» **Work order**: Figure out how many lines of the listing include the string "SyntaxError"; the reply is only that number.

» **Exercise material**:
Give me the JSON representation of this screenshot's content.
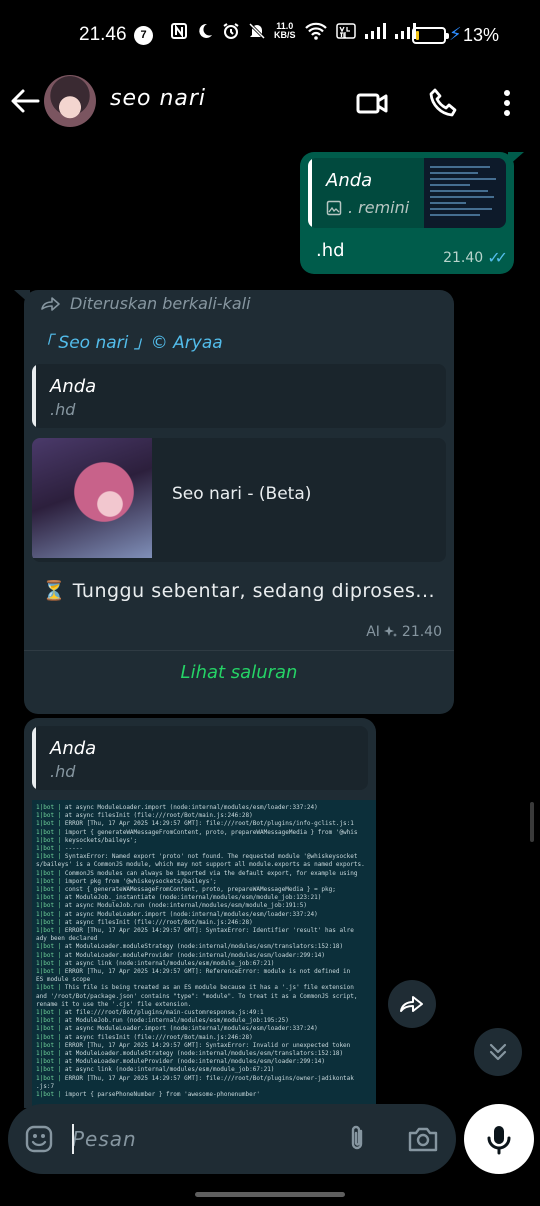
{
  "status_bar": {
    "time": "21.46",
    "notification_count": "7",
    "network_speed_value": "11.0",
    "network_speed_unit": "KB/S",
    "battery_level": 0.13,
    "battery_percent": "13%",
    "icons": [
      "nfc-icon",
      "moon-icon",
      "alarm-icon",
      "mute-icon",
      "wifi-icon",
      "volte-icon",
      "signal-icon",
      "signal-icon",
      "battery-icon",
      "charging-icon"
    ]
  },
  "header": {
    "contact_name": "seo nari",
    "icons": [
      "back-arrow-icon",
      "video-call-icon",
      "phone-icon",
      "more-vert-icon"
    ]
  },
  "messages": {
    "outgoing": {
      "quote_name": "Anda",
      "quote_text": ". remini",
      "body": ".hd",
      "time": "21.40"
    },
    "forwarded": {
      "forward_label": "Diteruskan berkali-kali",
      "channel_name": "「 Seo nari 」© Aryaa",
      "quote_name": "Anda",
      "quote_text": ".hd",
      "preview_title": "Seo nari - (Beta)",
      "body": "⏳ Tunggu sebentar, sedang diproses...",
      "ai_label": "AI",
      "time": "21.40",
      "see_channel": "Lihat saluran"
    },
    "second": {
      "quote_name": "Anda",
      "quote_text": ".hd"
    }
  },
  "code_screenshot": [
    {
      "tag": "1|bot",
      "text": "    at async ModuleLoader.import (node:internal/modules/esm/loader:337:24)"
    },
    {
      "tag": "1|bot",
      "text": "    at async filesInit (file:///root/Bot/main.js:246:28)"
    },
    {
      "tag": "1|bot",
      "text": "ERROR  [Thu, 17 Apr 2025 14:29:57 GMT]: file:///root/Bot/plugins/info-gclist.js:1"
    },
    {
      "tag": "1|bot",
      "text": "import { generateWAMessageFromContent, proto, prepareWAMessageMedia } from '@whis"
    },
    {
      "tag": "1|bot",
      "text": "keysockets/baileys';"
    },
    {
      "tag": "1|bot",
      "text": "                                   -----"
    },
    {
      "tag": "1|bot",
      "text": "SyntaxError: Named export 'proto' not found. The requested module '@whiskeysocket"
    },
    {
      "tag": "",
      "text": "s/baileys' is a CommonJS module, which may not support all module.exports as named exports."
    },
    {
      "tag": "1|bot",
      "text": "CommonJS modules can always be imported via the default export, for example using"
    },
    {
      "tag": "1|bot",
      "text": "import pkg from '@whiskeysockets/baileys';"
    },
    {
      "tag": "1|bot",
      "text": "const { generateWAMessageFromContent, proto, prepareWAMessageMedia } = pkg;"
    },
    {
      "tag": "1|bot",
      "text": "    at ModuleJob._instantiate (node:internal/modules/esm/module_job:123:21)"
    },
    {
      "tag": "1|bot",
      "text": "    at async ModuleJob.run (node:internal/modules/esm/module_job:191:5)"
    },
    {
      "tag": "1|bot",
      "text": "    at async ModuleLoader.import (node:internal/modules/esm/loader:337:24)"
    },
    {
      "tag": "1|bot",
      "text": "    at async filesInit (file:///root/Bot/main.js:246:28)"
    },
    {
      "tag": "1|bot",
      "text": "ERROR  [Thu, 17 Apr 2025 14:29:57 GMT]: SyntaxError: Identifier 'result' has alre"
    },
    {
      "tag": "",
      "text": "ady been declared"
    },
    {
      "tag": "1|bot",
      "text": "    at ModuleLoader.moduleStrategy (node:internal/modules/esm/translators:152:18)"
    },
    {
      "tag": "1|bot",
      "text": "    at ModuleLoader.moduleProvider (node:internal/modules/esm/loader:299:14)"
    },
    {
      "tag": "1|bot",
      "text": "    at async link (node:internal/modules/esm/module_job:67:21)"
    },
    {
      "tag": "1|bot",
      "text": "ERROR  [Thu, 17 Apr 2025 14:29:57 GMT]: ReferenceError: module is not defined in"
    },
    {
      "tag": "",
      "text": "ES module scope"
    },
    {
      "tag": "1|bot",
      "text": "This file is being treated as an ES module because it has a '.js' file extension"
    },
    {
      "tag": "",
      "text": "and '/root/Bot/package.json' contains \"type\": \"module\". To treat it as a CommonJS script,"
    },
    {
      "tag": "",
      "text": "rename it to use the '.cjs' file extension."
    },
    {
      "tag": "1|bot",
      "text": "    at file:///root/Bot/plugins/main-customresponse.js:49:1"
    },
    {
      "tag": "1|bot",
      "text": "    at ModuleJob.run (node:internal/modules/esm/module_job:195:25)"
    },
    {
      "tag": "1|bot",
      "text": "    at async ModuleLoader.import (node:internal/modules/esm/loader:337:24)"
    },
    {
      "tag": "1|bot",
      "text": "    at async filesInit (file:///root/Bot/main.js:246:28)"
    },
    {
      "tag": "1|bot",
      "text": "ERROR  [Thu, 17 Apr 2025 14:29:57 GMT]: SyntaxError: Invalid or unexpected token"
    },
    {
      "tag": "1|bot",
      "text": "    at ModuleLoader.moduleStrategy (node:internal/modules/esm/translators:152:18)"
    },
    {
      "tag": "1|bot",
      "text": "    at ModuleLoader.moduleProvider (node:internal/modules/esm/loader:299:14)"
    },
    {
      "tag": "1|bot",
      "text": "    at async link (node:internal/modules/esm/module_job:67:21)"
    },
    {
      "tag": "1|bot",
      "text": "ERROR  [Thu, 17 Apr 2025 14:29:57 GMT]: file:///root/Bot/plugins/owner-jadikontak"
    },
    {
      "tag": "",
      "text": ".js:7"
    },
    {
      "tag": "1|bot",
      "text": "import { parsePhoneNumber } from 'awesome-phonenumber'"
    }
  ],
  "composer": {
    "placeholder": "Pesan",
    "icons": [
      "emoji-icon",
      "attach-icon",
      "camera-icon",
      "mic-icon"
    ]
  },
  "colors": {
    "background": "#000000",
    "outgoing_bubble": "#005c4b",
    "incoming_bubble": "#1f2c34",
    "accent_green": "#25d366",
    "read_ticks": "#53bdeb"
  }
}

» **Problem solution**: 3